WORK ORDER: Where in the material does the word "this" appear? Copy each line that has it.

———

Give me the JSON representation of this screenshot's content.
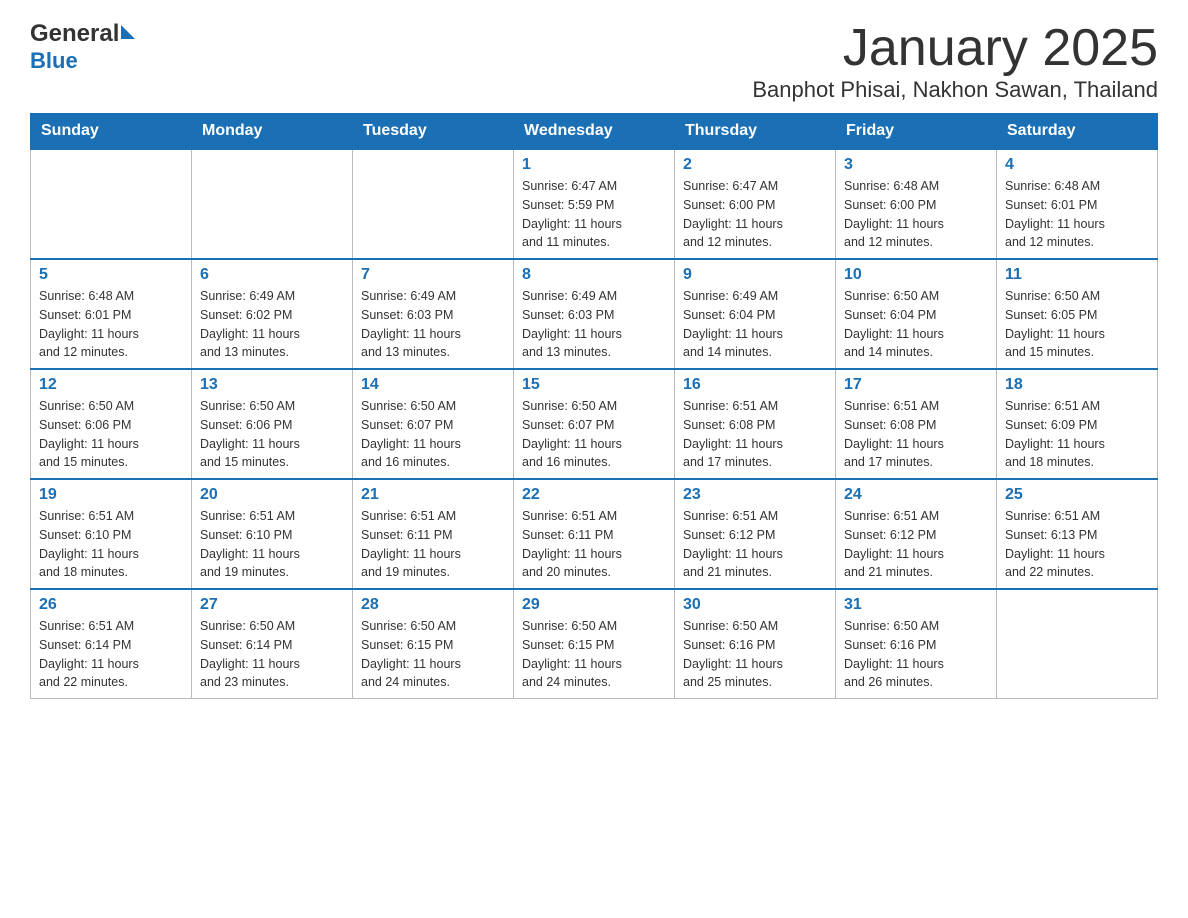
{
  "header": {
    "logo_text1": "General",
    "logo_text2": "Blue",
    "month_title": "January 2025",
    "location": "Banphot Phisai, Nakhon Sawan, Thailand"
  },
  "days_of_week": [
    "Sunday",
    "Monday",
    "Tuesday",
    "Wednesday",
    "Thursday",
    "Friday",
    "Saturday"
  ],
  "weeks": [
    [
      {
        "day": "",
        "info": ""
      },
      {
        "day": "",
        "info": ""
      },
      {
        "day": "",
        "info": ""
      },
      {
        "day": "1",
        "info": "Sunrise: 6:47 AM\nSunset: 5:59 PM\nDaylight: 11 hours\nand 11 minutes."
      },
      {
        "day": "2",
        "info": "Sunrise: 6:47 AM\nSunset: 6:00 PM\nDaylight: 11 hours\nand 12 minutes."
      },
      {
        "day": "3",
        "info": "Sunrise: 6:48 AM\nSunset: 6:00 PM\nDaylight: 11 hours\nand 12 minutes."
      },
      {
        "day": "4",
        "info": "Sunrise: 6:48 AM\nSunset: 6:01 PM\nDaylight: 11 hours\nand 12 minutes."
      }
    ],
    [
      {
        "day": "5",
        "info": "Sunrise: 6:48 AM\nSunset: 6:01 PM\nDaylight: 11 hours\nand 12 minutes."
      },
      {
        "day": "6",
        "info": "Sunrise: 6:49 AM\nSunset: 6:02 PM\nDaylight: 11 hours\nand 13 minutes."
      },
      {
        "day": "7",
        "info": "Sunrise: 6:49 AM\nSunset: 6:03 PM\nDaylight: 11 hours\nand 13 minutes."
      },
      {
        "day": "8",
        "info": "Sunrise: 6:49 AM\nSunset: 6:03 PM\nDaylight: 11 hours\nand 13 minutes."
      },
      {
        "day": "9",
        "info": "Sunrise: 6:49 AM\nSunset: 6:04 PM\nDaylight: 11 hours\nand 14 minutes."
      },
      {
        "day": "10",
        "info": "Sunrise: 6:50 AM\nSunset: 6:04 PM\nDaylight: 11 hours\nand 14 minutes."
      },
      {
        "day": "11",
        "info": "Sunrise: 6:50 AM\nSunset: 6:05 PM\nDaylight: 11 hours\nand 15 minutes."
      }
    ],
    [
      {
        "day": "12",
        "info": "Sunrise: 6:50 AM\nSunset: 6:06 PM\nDaylight: 11 hours\nand 15 minutes."
      },
      {
        "day": "13",
        "info": "Sunrise: 6:50 AM\nSunset: 6:06 PM\nDaylight: 11 hours\nand 15 minutes."
      },
      {
        "day": "14",
        "info": "Sunrise: 6:50 AM\nSunset: 6:07 PM\nDaylight: 11 hours\nand 16 minutes."
      },
      {
        "day": "15",
        "info": "Sunrise: 6:50 AM\nSunset: 6:07 PM\nDaylight: 11 hours\nand 16 minutes."
      },
      {
        "day": "16",
        "info": "Sunrise: 6:51 AM\nSunset: 6:08 PM\nDaylight: 11 hours\nand 17 minutes."
      },
      {
        "day": "17",
        "info": "Sunrise: 6:51 AM\nSunset: 6:08 PM\nDaylight: 11 hours\nand 17 minutes."
      },
      {
        "day": "18",
        "info": "Sunrise: 6:51 AM\nSunset: 6:09 PM\nDaylight: 11 hours\nand 18 minutes."
      }
    ],
    [
      {
        "day": "19",
        "info": "Sunrise: 6:51 AM\nSunset: 6:10 PM\nDaylight: 11 hours\nand 18 minutes."
      },
      {
        "day": "20",
        "info": "Sunrise: 6:51 AM\nSunset: 6:10 PM\nDaylight: 11 hours\nand 19 minutes."
      },
      {
        "day": "21",
        "info": "Sunrise: 6:51 AM\nSunset: 6:11 PM\nDaylight: 11 hours\nand 19 minutes."
      },
      {
        "day": "22",
        "info": "Sunrise: 6:51 AM\nSunset: 6:11 PM\nDaylight: 11 hours\nand 20 minutes."
      },
      {
        "day": "23",
        "info": "Sunrise: 6:51 AM\nSunset: 6:12 PM\nDaylight: 11 hours\nand 21 minutes."
      },
      {
        "day": "24",
        "info": "Sunrise: 6:51 AM\nSunset: 6:12 PM\nDaylight: 11 hours\nand 21 minutes."
      },
      {
        "day": "25",
        "info": "Sunrise: 6:51 AM\nSunset: 6:13 PM\nDaylight: 11 hours\nand 22 minutes."
      }
    ],
    [
      {
        "day": "26",
        "info": "Sunrise: 6:51 AM\nSunset: 6:14 PM\nDaylight: 11 hours\nand 22 minutes."
      },
      {
        "day": "27",
        "info": "Sunrise: 6:50 AM\nSunset: 6:14 PM\nDaylight: 11 hours\nand 23 minutes."
      },
      {
        "day": "28",
        "info": "Sunrise: 6:50 AM\nSunset: 6:15 PM\nDaylight: 11 hours\nand 24 minutes."
      },
      {
        "day": "29",
        "info": "Sunrise: 6:50 AM\nSunset: 6:15 PM\nDaylight: 11 hours\nand 24 minutes."
      },
      {
        "day": "30",
        "info": "Sunrise: 6:50 AM\nSunset: 6:16 PM\nDaylight: 11 hours\nand 25 minutes."
      },
      {
        "day": "31",
        "info": "Sunrise: 6:50 AM\nSunset: 6:16 PM\nDaylight: 11 hours\nand 26 minutes."
      },
      {
        "day": "",
        "info": ""
      }
    ]
  ]
}
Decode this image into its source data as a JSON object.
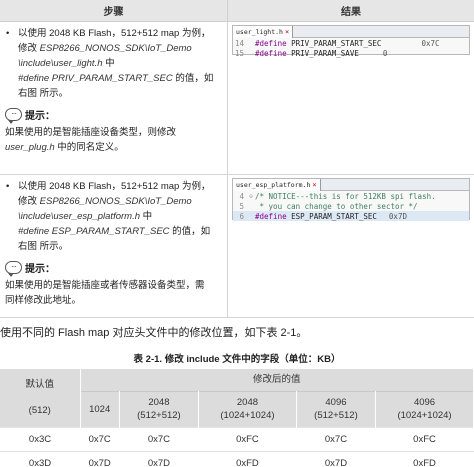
{
  "steps_table": {
    "headers": [
      "步骤",
      "结果"
    ],
    "row1": {
      "bullet": "•",
      "line1": "以使用 2048 KB Flash，512+512 map 为例，",
      "line2_pre": "修改 ",
      "line2_path": "ESP8266_NONOS_SDK\\IoT_Demo",
      "line3_path": "\\include\\user_light.h",
      "line3_post": " 中",
      "line4_define": "#define PRIV_PARAM_START_SEC",
      "line4_post": " 的值，如",
      "line5": "右图 所示。",
      "tip_label": "提示：",
      "tip_line1": "如果使用的是智能插座设备类型，则修改",
      "tip_line2_path": "user_plug.h",
      "tip_line2_post": " 中的同名定义。",
      "code": {
        "tab": "user_light.h",
        "tab_close": "×",
        "lines": [
          {
            "num": "14",
            "kw": "#define",
            "name": " PRIV_PARAM_START_SEC",
            "val": "0x7C"
          },
          {
            "num": "15",
            "kw": "#define",
            "name": " PRIV_PARAM_SAVE",
            "val": "0"
          }
        ]
      }
    },
    "row2": {
      "bullet": "•",
      "line1": "以使用 2048 KB Flash，512+512 map 为例，",
      "line2_pre": "修改 ",
      "line2_path": "ESP8266_NONOS_SDK\\IoT_Demo",
      "line3_path": "\\include\\user_esp_platform.h",
      "line3_post": " 中",
      "line4_define": "#define ESP_PARAM_START_SEC",
      "line4_post": " 的值，如",
      "line5": "右图 所示。",
      "tip_label": "提示：",
      "tip_line1": "如果使用的是智能插座或者传感器设备类型，需",
      "tip_line2": "同样修改此地址。",
      "code": {
        "tab": "user_esp_platform.h",
        "tab_close": "×",
        "lines": [
          {
            "num": "4",
            "text": "/* NOTICE---this is for 512KB spi flash."
          },
          {
            "num": "5",
            "text": " * you can change to other sector */"
          },
          {
            "num": "6",
            "kw": "#define",
            "name": " ESP_PARAM_START_SEC",
            "val": "0x7D"
          }
        ]
      }
    }
  },
  "sentence": "使用不同的 Flash map 对应头文件中的修改位置，如下表 2-1。",
  "caption": "表 2-1. 修改 include 文件中的字段（单位：KB）",
  "table": {
    "corner_line1": "默认值",
    "corner_line2": "(512)",
    "group_header": "修改后的值",
    "columns": [
      {
        "line1": "1024",
        "line2": ""
      },
      {
        "line1": "2048",
        "line2": "(512+512)"
      },
      {
        "line1": "2048",
        "line2": "(1024+1024)"
      },
      {
        "line1": "4096",
        "line2": "(512+512)"
      },
      {
        "line1": "4096",
        "line2": "(1024+1024)"
      }
    ],
    "rows": [
      [
        "0x3C",
        "0x7C",
        "0x7C",
        "0xFC",
        "0x7C",
        "0xFC"
      ],
      [
        "0x3D",
        "0x7D",
        "0x7D",
        "0xFD",
        "0x7D",
        "0xFD"
      ]
    ]
  },
  "icons": {
    "tip": "speech-bubble-icon"
  }
}
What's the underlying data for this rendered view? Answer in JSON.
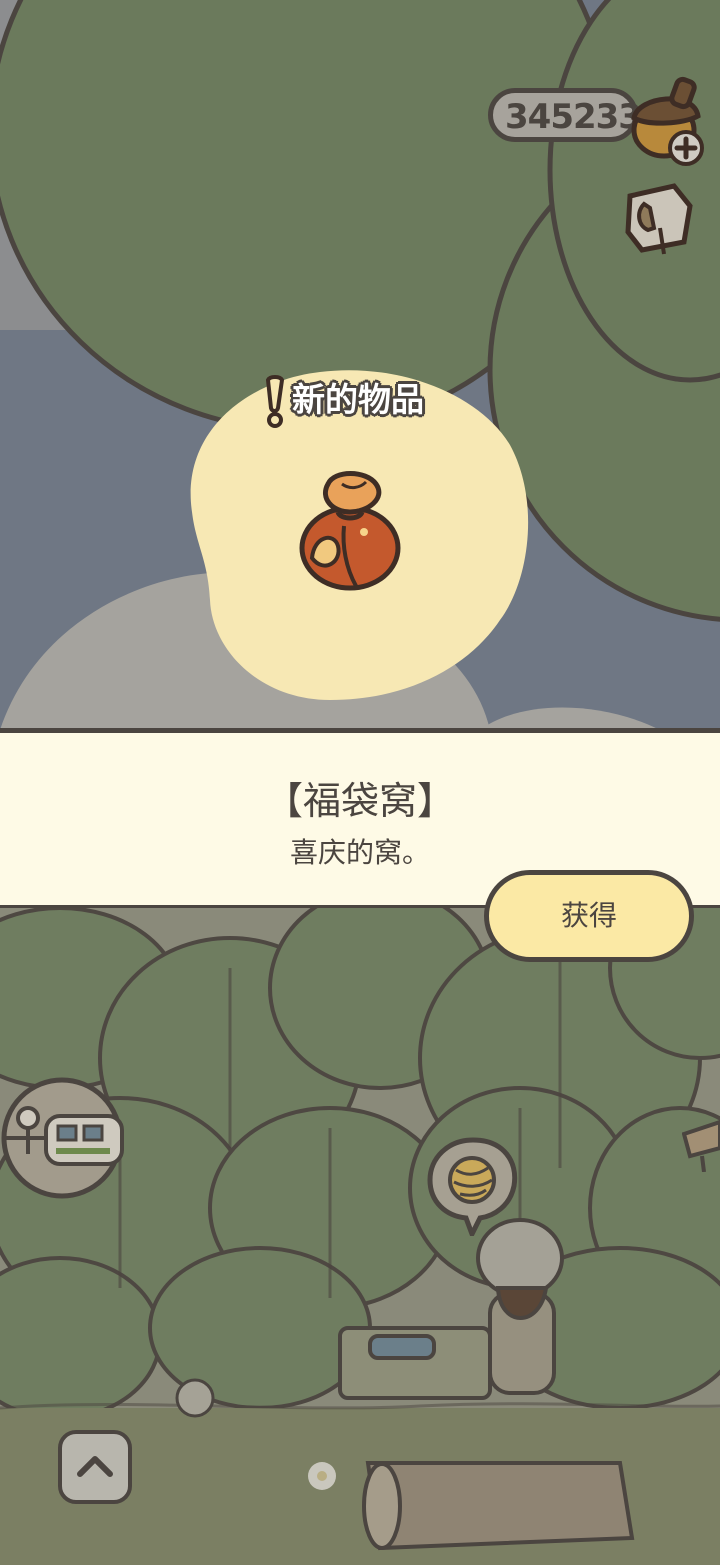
{
  "header": {
    "currency_amount": "345233",
    "currency_icon": "acorn-icon",
    "add_icon": "plus-icon",
    "map_icon": "map-icon"
  },
  "notification": {
    "new_item_label": "新的物品",
    "alert_icon": "exclamation-icon",
    "item_icon": "lucky-bag-icon"
  },
  "item_panel": {
    "title": "【福袋窝】",
    "description": "喜庆的窝。",
    "obtain_button_label": "获得"
  },
  "scene": {
    "train_icon": "train-icon",
    "yarn_icon": "yarn-ball-icon",
    "up_icon": "chevron-up-icon"
  },
  "colors": {
    "panel_bg": "#fefae6",
    "button_bg": "#fbe9a5",
    "outline": "#4b4540",
    "leaf_green": "#6b7a5c",
    "sky": "#6f7784"
  }
}
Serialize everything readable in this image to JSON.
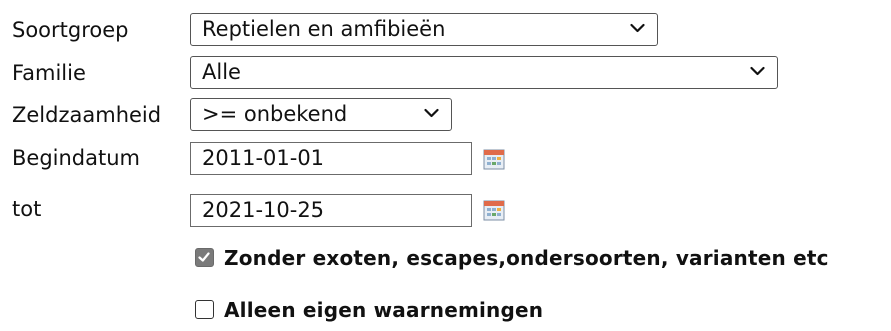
{
  "form": {
    "soortgroep": {
      "label": "Soortgroep",
      "value": "Reptielen en amfibieën"
    },
    "familie": {
      "label": "Familie",
      "value": "Alle"
    },
    "zeldzaamheid": {
      "label": "Zeldzaamheid",
      "value": ">= onbekend"
    },
    "begindatum": {
      "label": "Begindatum",
      "value": "2011-01-01"
    },
    "einddatum": {
      "label": "tot",
      "value": "2021-10-25"
    },
    "zonder_exoten": {
      "label": "Zonder exoten, escapes,ondersoorten, varianten etc",
      "checked": true
    },
    "alleen_eigen": {
      "label": "Alleen eigen waarnemingen",
      "checked": false
    }
  },
  "icons": {
    "dropdown": "chevron-down-icon",
    "date_picker": "calendar-icon",
    "checkmark": "checkmark-icon"
  }
}
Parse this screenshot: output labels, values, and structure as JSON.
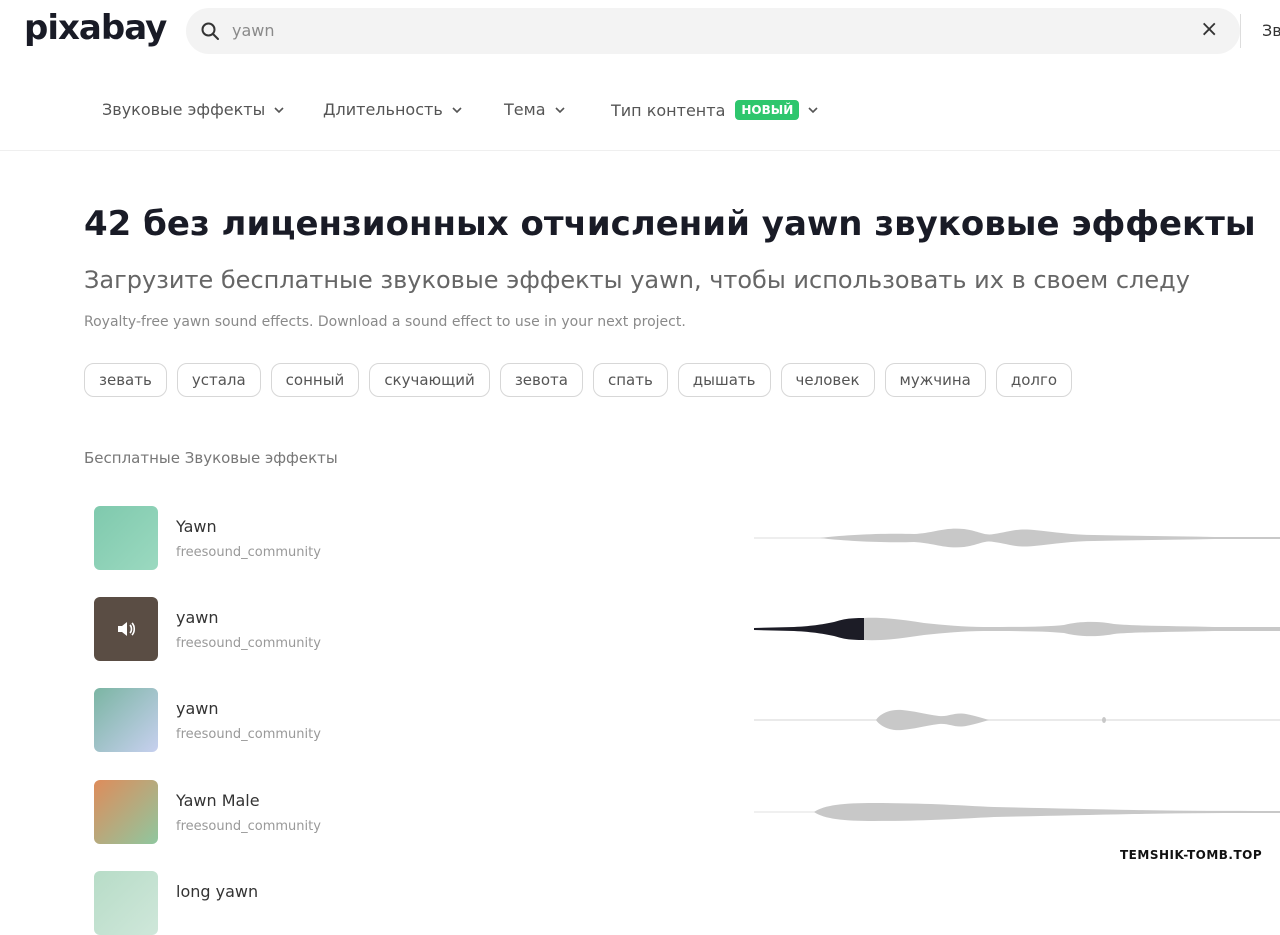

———

PROBLEM SOLUTION:
Give me the JSON representation of this screenshot's content.
Decode this image into its source data as a JSON object.
            "text": "/* NOTICE---this is for 512KB spi flash."
What's the underlying data for this rendered view? Answer in JSON.
Serialize everything readable in this image to JSON.
Parse this screenshot: output labels, values, and structure as JSON.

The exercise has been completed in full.